A pallet makes the transportation of goods exceptionally efficient. They are those flat structures that stabilize and support heavy goods as they’re lifted by a pallet jack, forklift, front loader, erect crane, or any other jacking device. The importance of pallets cannot be overstated. They protect, stack, store, and transport materials in the most organized way possible. Pallets are a versatile furniture piece – there are many DIY tutorials for tables, chairs, bunk beds, shelves, etc. made from pallets
Pallets come in all kinds of sizes, but they all have the same basic parts, which include:
In This Article
- Deck Boards
- Top & Bottom Lead Boards
- Chamfered Edges
- Inner Boards
- Pallet Terminology
- Types of Pallets
Stringers are also sometimes called runners. They are long beams used to separate and support the top and bottom decks of a pallet. A pallet has three stringers, two at the side and one at the center. All three stringers support the deck boards. Stringers usually measure about 2″ x 4.”
These are sometimes used as a replacement for stringers. They can take different shapes, rectangular, multi-sided, square, or cylindrical, and you can often spot them by their location on the pallet. They’re usually positioned as a center or middle block, corner block, end or edge block, or an inner block.
You’ll find notches at the lower part of a stringer. They are openings through which the pallet can be lifted with a forklift. Most stringers on pallets have two entryways.
You’ll find deck boards at both the top and bottom of every pallet. There are several of them placed perpendicular to the stringers to form both the bottom and top layer of the pallet; sometimes, they support the top only. Either way, deck boards provide support and stability for a pallet.
Top & Bottom Lead Boards
Lead boards are two pieces of lumber located at the front and bottom of a pallet, respectively. The woods used for lead boards are usually wider than the ones used on the inner boards. This serves the purpose of increasing the structural integrity of the pallet. Lead boards typically measure 5.5 “wide and are sometimes called 6-inch lead boards.
Chamfers are entryways found along the whole length of the edges of the deck board. They can be found either between the stringers or the blocks, depending on the kind of pallet.
Inners are boards installed in between the lead boards. The number of inners on a pallet is usually dictated by spacing requirements. Most inner boards typically measure 3.5″.
Spacing refers to the gap in between the deck boards. Planning the space on a pallet’s deck board is important as the space would determine how well the pallets can carry suitable loads without the loads slipping into the pallet.
The following are words you’ll frequently use when talking about a pallet:
Span describes the distance between the stringers or blocks supporting the deck board.
This refers to the vertical distance from the floor to the top of the deck boards.
This refers to the end-to-end distance of the stringer.

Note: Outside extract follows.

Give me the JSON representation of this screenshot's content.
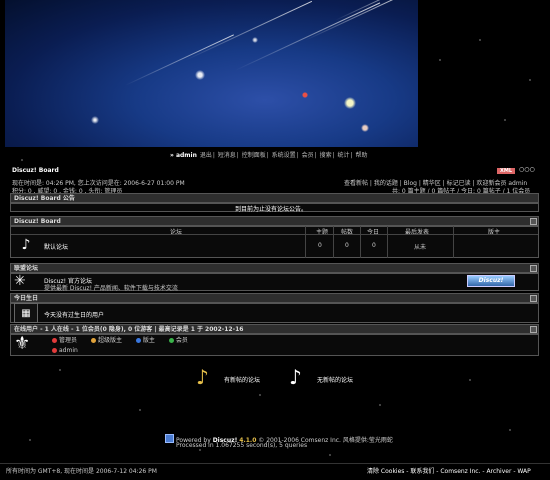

This describes the process of using heat to sterilize a pallet using through the kiln process. This process requires heating the pallet to 56 degrees Celsius or 132degrees Fahrenheit for at least thirty 30 minutes.
This describes pallets that have their deck boards flush to their blocks or stringers.
A plug is a repair board linked to a broken stringer to make it functional again. A plug can be attached to the whole length of a stringer or just to one section of the stringer.
This describes the lower surface of the pallet, the part that bears the load.
A pallet made specifically to be used in just one single facility; this kind of pallet cannot be shared or exchanged.
This describes a wooden collapsible bin that converts a pallet into a box.
This describes a pallet with both a top and bottom deck as opposed to bottom deck pallets.
This describes a pallet with no bottom deck.
When a pallet has its top and bottom deck boards extend further than the edges of the stringers, they’re said to be double-winged pallets.
Expendable pallets are designed to be handled several times during shipping on a single trip. It is usually discarded at the end of the trip
Shipping pallets are specially designed for just one one-way trip from shipper to receiver; they are disposed of at the end of the trip.
These refer to staples, nails, screws, bolts, and other mechanical tools for joining the components of a pallet.
Free span is the distance from one support on a warehouse rack to the other.
Handling refers to the picking up, moving, and setting down of an empty or loaded pallet.
This refers to the intersections where the different parts of the pallets join. These joints can be found at the corner joint, end joint, or center joint.
Types of Pallets
Stringer pallets are the kind of pallets where stringers, instead of blocks, are used to support the deck boards. Pallets can have anything from two to five stringers depending on the size of the pallet. Stringers typically measure 2 by 4 inches.
This refers to the kind of pallets where blocks instead of stringers are used to support the deck boards. These blocks can take several shapes, such as cylindrical, square, or rectangular.
4-way pallets have notches cut into their stringers so that a forklift can enter the pallet from any side.
2-way pallets only have openings for forklifts on two sides of the pallet.
Skid pallets are pallets with no lower decking. Skid pallets are always 2-way pallet.
These pallets have four-way entry points and are block heat treated. They are the most commonly used pallets for import and export because they are ISO accredited and designed under the strict regulations of the European Pallet Association.